Well, hair on your head is easy to figure out: it protects your scalp and neck from the sun.  But what about the other two?  What useful purpose is there to pit hair and pubic hair, so much so that it overrode whatever positive attribute there was to shedding fur (and actually I couldn't guess what that was) which led natural selection to breed bare-skinned hominids in the first place?

It was the need to maintain pheromonal communication between individuals.  Pubic hair and armpit hair act as wicks to better disperse our personal scents, located conveniently adjacent to some of our major glands.  I suppose the fact that this hair also serves to harbor stink generating bacteria is immaterial to natural selection.  It certainly didn't bother our primitive ancestors enough to keep them from mating.

Unfortunately, this is inconsistent with the more delicate sensibilities of modern Western civilization.  Personally I'm all for pheromonal communication, but I'd really just as soon not stink, thank you very much.  So shave it all, I say!  Or keep it trimmed if shaving sounds too maintenance intensive and/or violates the aesthetic of your preferred gender identity.
3 months ago

Casey Pfeifer wrote:...add in 1-2 TSP of Hydrogen Peroxide while stirring. This will "fluff" the mixture as it reacts and is neutralized by the baking soda, making it easier to pack into the deodorant sticks and easier to apply due to the many small air pockets it creates.



Hey, that's a nice touch!  I'll have to try that.

And thanks for including photos.  Worth a thousand words.

I award an apple : )
3 months ago

thomas rubino wrote:I  notice several recipes that included "xylitol" a natural alcohol commonly used as a "sugar free" substitute.
For those that do not know, xylitol is extremely toxic to dogs.



Good point!  Never share your toothpaste or tooth brush with your dog  : )

Seriously though, pet owners who keep xylitol in the kitchen should absolutely take precautions to keep curious/hungry dogs away from it.

Xylitol is a naturally occurring sugar alcohol extracted chemically from certain cellulose plant materials.  It's been on the market for at least 70 years.  It is, as noted above, widely used as a sugar substitute for diabetics, as well as for us general health freaks.  It has about 60% of the calories of sugar, but because it is digested differently, only about 6% of the glycemic index.  Of all sugar substitutes I'm aware of, it has the best taste.  You might be able to distinguish it from sucrose in a blind taste test, but then again you might not.  I love the stuff and use it in almost any recipe calling for sugar, at least if I don' want to sub honey or maple instead.  Just be sure to use real sugar in any situation calling for fermentation, like brewing kombucha, since xylitol is anti-microbial.

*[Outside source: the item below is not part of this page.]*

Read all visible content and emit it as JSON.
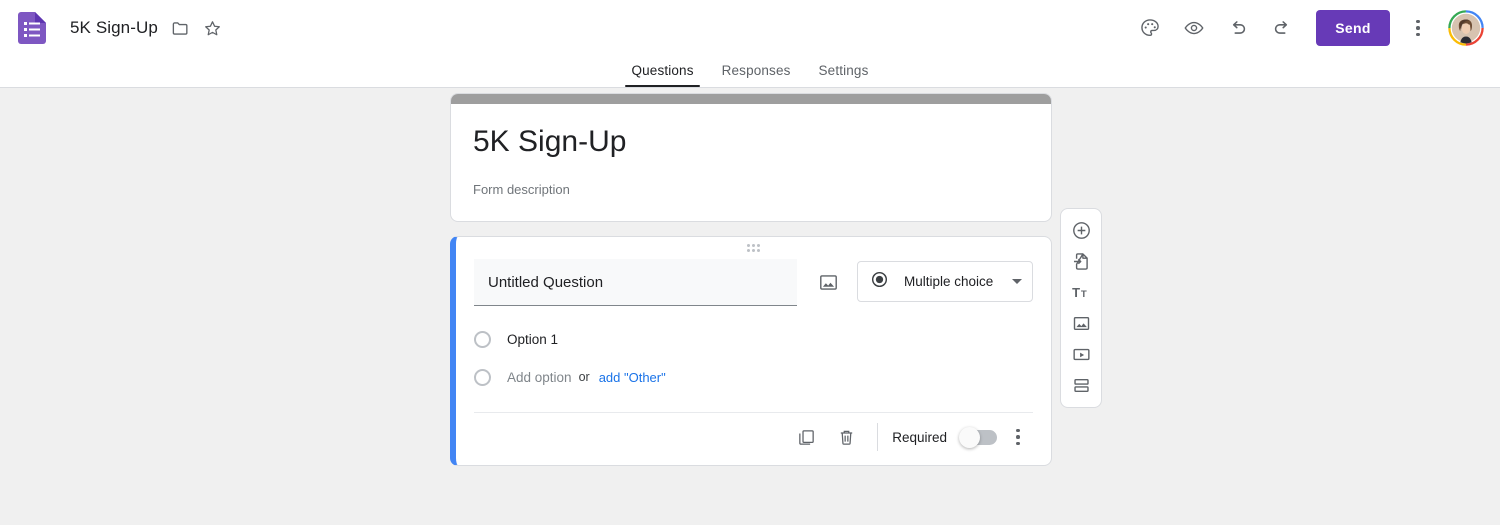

Nota bene: When using in the kitchen, be aware that xylitol doesn't dissolve quite as easily as sugar, so you want to give it extra time or extra heat or pre-dissolve it in order to avoid adding a gritty consistency in some recipes.  Also, while the manufacturer advises you to sub 1:1 for sugar, I find that it is just slightly less sweet.  If I really really want my recipe to turn out 100% as sweet, I might add an extra 10% or 15% xylitol.

Xylitol is included in the recipes above because it has well-studied benefits for oral hygiene.  Rather than feeding mouth bacteria, as does sugar, it actively inhibits them.  For this reason, it's long been used as a sweetener for chewing gums.

When buying xylitol for use in DIY toothpaste or tooth powder, be sure to look for the following, available via several brands on Amazon: 1) "made in USA," and 2) sourced 100% from birch trees!

If it isn't birch xylitol, then the common cellulose source used is corn cobs.  That means that, even if it is made in USA, it is almost certainly GMO.  And if it includes imported corn cobs (i.e. Chinese), then who knows what additional quality control considerations might also come into play.
3 months ago